Fig. 1. OpenVPN vs WireGuard, test Ars technica
Wireguard – A free and open virtual private network protocol designed to replace IPsec and OpenVPN. In January 2020, after a year and a half of code refinement, a long-awaited event nevertheless took place – Linus Torvalds accepted VPN WireGuard in the main branch of Linux 5.6.
Very soon, this VPN will become part of the Linux kernel – the heart of an open source operating system that runs the whole world, from web servers to Android phones and cars. This is a really important event because WireGuard is designed much easier and more logical than previous VPNs. In June 2019 automated cryptographic evidence received mathematics protocol.
VPN is an important tool for security and privacy. In fact, it is an encrypted communication channel between two or more devices that allow data to be routed through a secure “tunnel”. Companies use a VPN to remotely access employees to the corporate network, and commercial VPN services offer users protection against traffic interception by directing it through remote servers. This means that your provider, government intelligence agencies or any unauthorized persons cannot see what you are doing on the Internet. Routing traffic through a remote server can also create the impression that you are accessing the Internet from another place. This allows people in countries such as China and Russia to access sites that are blocked internally.

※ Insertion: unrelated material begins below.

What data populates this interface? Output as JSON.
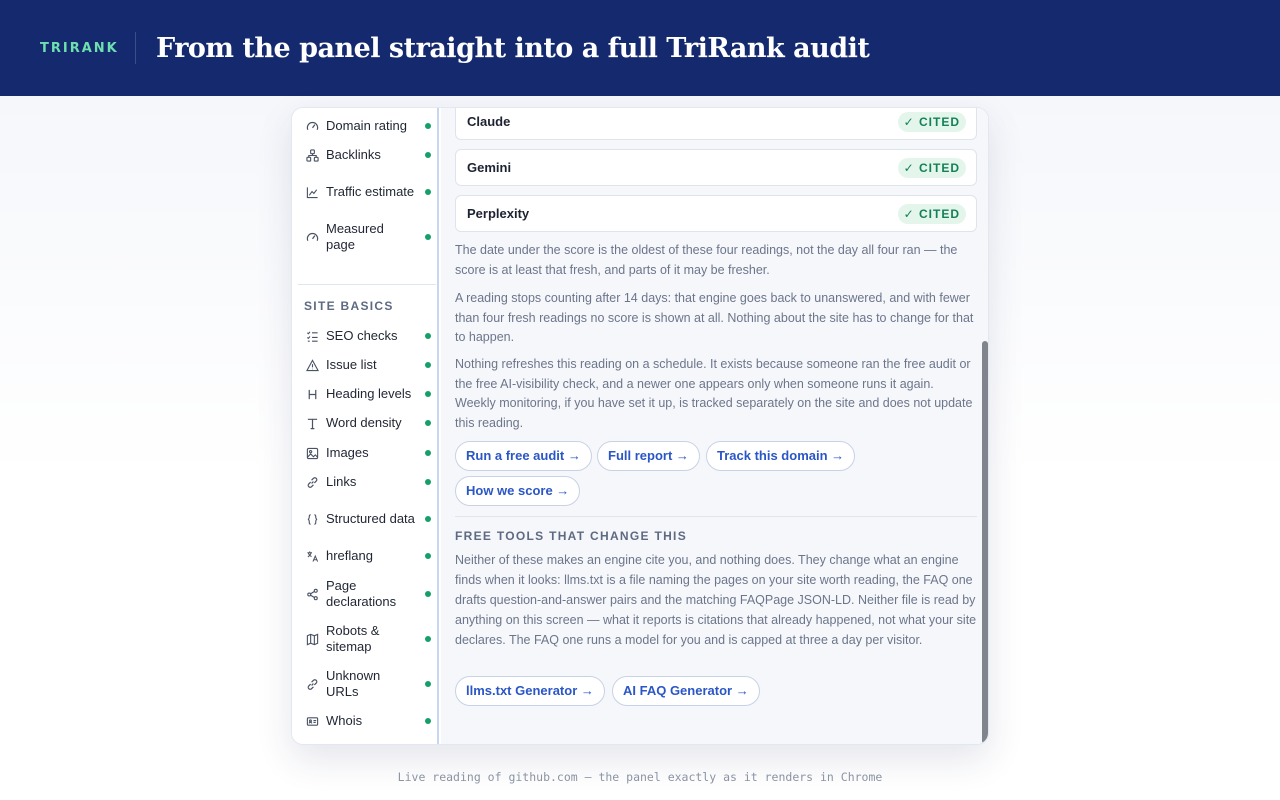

But VPN connections are only as secure as the software itself. Security professionals have traditionally been critical of VPN software. One reason for this is that most VPN software is incredibly complex. The more complex the software, the more difficult it is to audit for security issues.
Old VPN programs are “too huge and complex, and in principle it is impossible to view and check whether they are safe or not,” is talking Jan Jonsson, CEO of the Mullvad VPN provider, which runs the built-in VPN service in the Firefox browser.
The author of WireGuard is hacker and pentester Jason A. Donenfeld. He managed to write much simpler and more concise code than in most other VPN programs. The first version of WireGuard contained less than 4,000 lines of code – compared to tens of thousands of lines in other VPN programs. This does not make WireGuard safer, but it makes troubleshooting much easier. The key mechanisms of the encryption protocol are shown in Fig. 2.
WireGuard clients are already released for Android, iOS, MacOS, Linux, and Windows. Cloudflare launched the Warp VPN service based on the WireGuard protocol, and several commercial VPN providers also allow users to use the WireGuard protocol, including TorGuard, IVPN, and Mullvad.
The implementation of WireGuard directly in the kernel, which directly interacts with the hardware, should further accelerate the work of the program. WireGuard will be able to encrypt and decrypt data directly from a network card, without the need to transfer traffic through the kernel and software at a higher level.
The official release of Linux 5.6 will take place in a few weeks. After that, it can be expected that the WireGuard protocol will become more widespread in various VPN services, including to protect connections between IoT devices, many of which work on Linux.
The author of the program, Jason Donenfield, made a living by breaking into computer systems (penetration tests as part of an official contract for consulting services). He originally developed WireGuard as a data exfiltration tool to covertly capture data from a victim’s computer.
In 2012, Jason moved to France and, like many VPN users, wanted to go online from an American site. But he did not trust the existing VPN software. In the end, he realized that he could use his exfiltration tool to route traffic through his parents’ computer in the USA: “I realized that many methods of hacking systems (offensive security) are actually useful for protection,” said He is in an interview with Wired magazine.
Donenfeld changed the traditional approach that VPNs and cryptographic software have used for decades. For example, other VPN systems allow users to select one of several encryption algorithms. But support for multiple encryption schemes makes the software more complex and provides more room for errors. WireGuard takes the liberty of making some decisions for the user. This makes the program not as flexible as IPsec and OpenVPN, but WireGuard is an order of magnitude simpler, which, according to proponents, reduces the likelihood of errors from both WireGuard developers and users.
A simple code audit is not the only reason WireGuard has attracted so much attention. The biggest advantage of WireGuard is that “it’s nice to use it, – is talking Thomas Ptacek, security researcher. “It’s no more difficult to configure than any of the network tools that developers are already using.”
WireGuard is on a par with the secure Signal messenger – they are part of a broad movement to create better, more convenient software based on modern cryptographic methods.
In 2019, specialists from the French Institute for Computer Research and Automation conducted WireGuard Cryptography Evaluation. They got the automated cryptographic proof of the mathematical methods underlying WireGuard, although there may still be security issues in the skin itself. Now it is being tested by Linux developers, and Donenfeld fixed several problems in anticipation of the release of the new Linux kernel 5.6 and WireGuard 1.0.